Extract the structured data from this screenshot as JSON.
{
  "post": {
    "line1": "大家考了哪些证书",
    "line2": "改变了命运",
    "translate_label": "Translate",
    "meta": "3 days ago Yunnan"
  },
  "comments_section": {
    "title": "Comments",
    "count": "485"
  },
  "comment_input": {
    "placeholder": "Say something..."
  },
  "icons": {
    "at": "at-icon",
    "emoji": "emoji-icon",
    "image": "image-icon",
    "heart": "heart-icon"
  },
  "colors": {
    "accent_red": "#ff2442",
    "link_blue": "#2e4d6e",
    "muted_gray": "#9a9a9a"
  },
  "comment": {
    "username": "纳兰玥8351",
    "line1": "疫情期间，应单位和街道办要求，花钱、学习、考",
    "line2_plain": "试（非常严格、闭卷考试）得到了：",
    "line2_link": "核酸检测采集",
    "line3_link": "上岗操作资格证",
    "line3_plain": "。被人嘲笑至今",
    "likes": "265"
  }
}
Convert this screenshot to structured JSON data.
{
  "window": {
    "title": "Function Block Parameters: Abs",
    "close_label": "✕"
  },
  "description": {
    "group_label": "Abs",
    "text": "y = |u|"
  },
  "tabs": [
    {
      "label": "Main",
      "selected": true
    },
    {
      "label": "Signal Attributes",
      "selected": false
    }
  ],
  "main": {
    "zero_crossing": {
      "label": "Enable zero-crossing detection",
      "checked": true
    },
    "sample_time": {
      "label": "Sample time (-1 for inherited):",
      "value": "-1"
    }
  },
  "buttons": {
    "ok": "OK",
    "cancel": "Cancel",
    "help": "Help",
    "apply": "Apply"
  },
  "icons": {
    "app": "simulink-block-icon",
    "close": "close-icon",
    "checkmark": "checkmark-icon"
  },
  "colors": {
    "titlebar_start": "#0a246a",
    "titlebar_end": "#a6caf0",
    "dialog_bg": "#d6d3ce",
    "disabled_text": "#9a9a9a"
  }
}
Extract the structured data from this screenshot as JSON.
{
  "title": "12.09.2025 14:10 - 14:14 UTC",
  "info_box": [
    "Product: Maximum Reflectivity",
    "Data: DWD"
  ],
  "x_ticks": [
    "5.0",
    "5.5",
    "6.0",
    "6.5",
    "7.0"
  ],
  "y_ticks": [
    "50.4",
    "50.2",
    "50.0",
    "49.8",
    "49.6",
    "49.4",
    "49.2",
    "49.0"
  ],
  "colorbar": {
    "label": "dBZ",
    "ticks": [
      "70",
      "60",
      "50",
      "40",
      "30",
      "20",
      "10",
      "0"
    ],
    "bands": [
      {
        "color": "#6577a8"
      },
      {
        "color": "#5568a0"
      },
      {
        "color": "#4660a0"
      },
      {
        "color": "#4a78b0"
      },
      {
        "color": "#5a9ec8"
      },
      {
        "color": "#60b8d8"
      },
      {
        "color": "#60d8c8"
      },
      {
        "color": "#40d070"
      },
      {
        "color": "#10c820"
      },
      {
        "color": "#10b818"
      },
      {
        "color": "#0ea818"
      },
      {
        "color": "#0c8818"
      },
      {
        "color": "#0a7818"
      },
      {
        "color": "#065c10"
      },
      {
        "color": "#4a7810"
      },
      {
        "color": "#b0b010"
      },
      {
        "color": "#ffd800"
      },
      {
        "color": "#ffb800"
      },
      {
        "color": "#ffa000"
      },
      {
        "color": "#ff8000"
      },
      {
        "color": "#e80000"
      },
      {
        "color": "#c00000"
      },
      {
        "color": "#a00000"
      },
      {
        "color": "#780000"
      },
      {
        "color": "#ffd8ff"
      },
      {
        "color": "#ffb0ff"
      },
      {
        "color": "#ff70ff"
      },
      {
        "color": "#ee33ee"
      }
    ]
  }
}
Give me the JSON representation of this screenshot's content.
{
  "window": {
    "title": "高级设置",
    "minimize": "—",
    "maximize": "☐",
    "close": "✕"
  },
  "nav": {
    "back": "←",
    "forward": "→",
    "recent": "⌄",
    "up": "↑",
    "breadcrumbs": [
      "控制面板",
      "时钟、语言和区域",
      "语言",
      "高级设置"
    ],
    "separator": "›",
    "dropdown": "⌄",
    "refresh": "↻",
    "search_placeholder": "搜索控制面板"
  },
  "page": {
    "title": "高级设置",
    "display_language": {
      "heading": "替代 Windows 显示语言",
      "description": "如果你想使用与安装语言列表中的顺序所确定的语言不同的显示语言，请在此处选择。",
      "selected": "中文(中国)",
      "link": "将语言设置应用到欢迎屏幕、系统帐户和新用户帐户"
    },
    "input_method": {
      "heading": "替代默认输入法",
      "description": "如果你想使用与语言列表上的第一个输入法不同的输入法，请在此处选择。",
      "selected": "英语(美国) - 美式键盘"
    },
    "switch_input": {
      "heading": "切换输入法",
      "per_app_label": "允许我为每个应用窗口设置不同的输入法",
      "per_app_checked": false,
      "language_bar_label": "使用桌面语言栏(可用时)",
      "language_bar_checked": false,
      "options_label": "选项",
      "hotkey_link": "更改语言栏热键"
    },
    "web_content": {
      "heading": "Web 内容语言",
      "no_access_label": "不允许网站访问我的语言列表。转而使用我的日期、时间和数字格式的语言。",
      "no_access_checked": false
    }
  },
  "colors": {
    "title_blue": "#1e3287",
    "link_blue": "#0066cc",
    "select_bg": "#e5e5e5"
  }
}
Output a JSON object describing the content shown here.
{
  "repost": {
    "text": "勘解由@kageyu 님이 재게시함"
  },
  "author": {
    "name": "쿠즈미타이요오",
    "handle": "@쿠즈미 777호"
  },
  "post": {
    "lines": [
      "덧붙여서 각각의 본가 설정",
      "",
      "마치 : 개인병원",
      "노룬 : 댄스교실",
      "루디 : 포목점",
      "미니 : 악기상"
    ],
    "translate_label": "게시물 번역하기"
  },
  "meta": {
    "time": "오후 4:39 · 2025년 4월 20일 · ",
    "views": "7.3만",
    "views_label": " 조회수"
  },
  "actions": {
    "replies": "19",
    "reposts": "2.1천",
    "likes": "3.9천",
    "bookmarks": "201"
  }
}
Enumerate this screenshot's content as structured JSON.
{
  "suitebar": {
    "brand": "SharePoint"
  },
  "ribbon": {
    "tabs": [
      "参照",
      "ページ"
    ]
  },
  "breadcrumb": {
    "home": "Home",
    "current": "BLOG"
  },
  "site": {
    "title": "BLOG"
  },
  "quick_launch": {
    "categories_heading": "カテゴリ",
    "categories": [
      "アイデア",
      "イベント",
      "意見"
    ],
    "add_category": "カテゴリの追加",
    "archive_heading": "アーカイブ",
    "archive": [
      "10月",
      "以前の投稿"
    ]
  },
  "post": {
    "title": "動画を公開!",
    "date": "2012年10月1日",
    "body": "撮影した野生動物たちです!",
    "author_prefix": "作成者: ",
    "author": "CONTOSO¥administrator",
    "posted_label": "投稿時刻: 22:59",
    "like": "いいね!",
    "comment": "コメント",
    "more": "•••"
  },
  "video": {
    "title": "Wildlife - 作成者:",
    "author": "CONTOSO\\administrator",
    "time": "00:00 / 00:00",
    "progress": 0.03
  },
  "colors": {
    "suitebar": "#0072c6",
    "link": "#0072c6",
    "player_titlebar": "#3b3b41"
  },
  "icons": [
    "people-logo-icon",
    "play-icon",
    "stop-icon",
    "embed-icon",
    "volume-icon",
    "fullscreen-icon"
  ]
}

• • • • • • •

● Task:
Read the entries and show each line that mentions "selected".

● Answer:
      "selected": true
      "selected": false
      "selected": "中文(中国)",
      "selected": "英语(美国) - 美式键盘"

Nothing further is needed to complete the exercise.